On the verge of total defeat, the Liberation Tigers of Tamil Eelam on Thursday said that nearly 165,000 civilians in the areas controlled by it were close to starvation and accused Sri Lankan authorities of blocking food and humanitarian supplies to the area.
Comparing the humanitarian crisis in the 10 sq km swath of coastal land in Pudukudiyyiruppu to the Dafur crisis in Sudan, the LTTE in a statement asked the United Nations and other international aid groups to intervene promptly to prevent a catastrophe.
"We fear that further delay can result in a crisis similar to that faced in Darfur or even deadlier," it said in the statement, released by the pro-LTTE website TamilNet.com. Welcoming the dispatch of United Nations Humanitarian chief John Holmes to Colombo, the rebels said they were "prepared to engage in a constructive dialogue to address the humanitarian crisis in Wanni."
The figures given by the LTTE were the first about the number of Tamil civilians still trapped in the areas controlled by it, while Colombo had put the figure between 10,000 and 15,000. However, the United Nations has estimated that the number of civilians in the conflict zone is nearly 50,000.
The LTTE said that in the last few months, the Sri Lankan regime has blocked food supplies through land and sea. "The supply routes have been deliberately targeted by artillery and mortars. The occupation of Pudhukudiyyiruppu and surrounded areas has made supply of food by land impossible. Delivery by sea is the only option for supplies to the people living in LTTE controlled areas," it said.
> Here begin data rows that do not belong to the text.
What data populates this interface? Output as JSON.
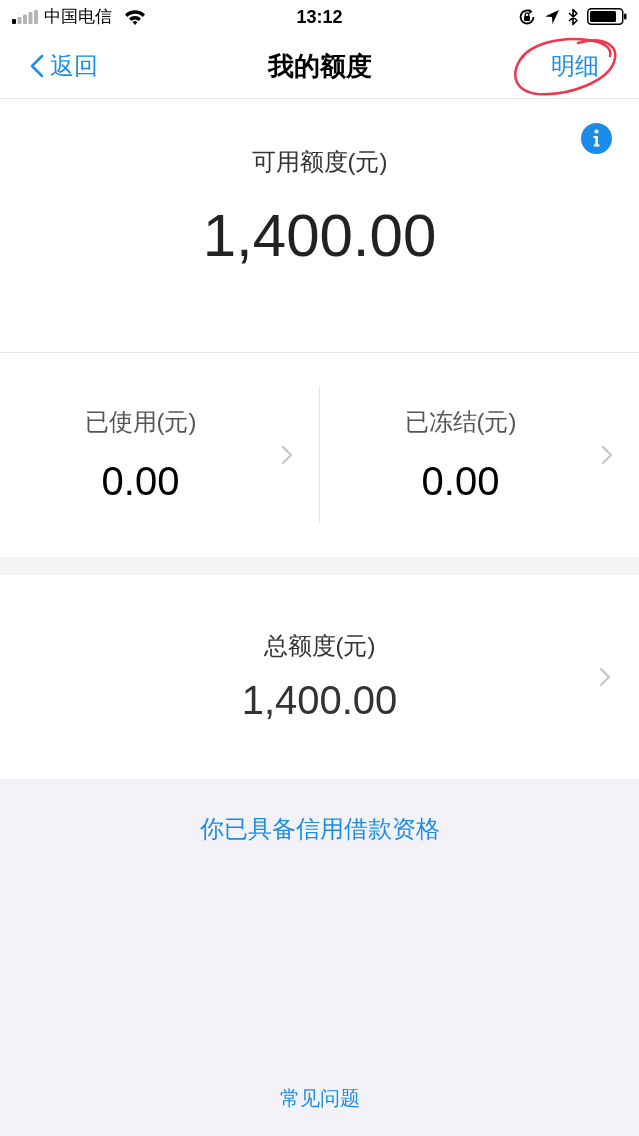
{
  "status_bar": {
    "carrier": "中国电信",
    "time": "13:12"
  },
  "nav_bar": {
    "back_label": "返回",
    "title": "我的额度",
    "action": "明细"
  },
  "available": {
    "label": "可用额度(元)",
    "amount": "1,400.00"
  },
  "breakdown": [
    {
      "label": "已使用(元)",
      "amount": "0.00"
    },
    {
      "label": "已冻结(元)",
      "amount": "0.00"
    }
  ],
  "total": {
    "label": "总额度(元)",
    "amount": "1,400.00"
  },
  "eligibility_link": "你已具备信用借款资格",
  "footer_link": "常见问题"
}
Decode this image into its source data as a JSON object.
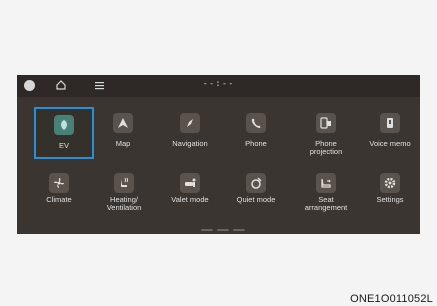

Terming the blockade as 'systematic and deliberate', the LTTE said denial of food, medicine and other medical supplies was a 'serious breach' of the international humanitarian laws and a war crime that falls within the international crime of genocide.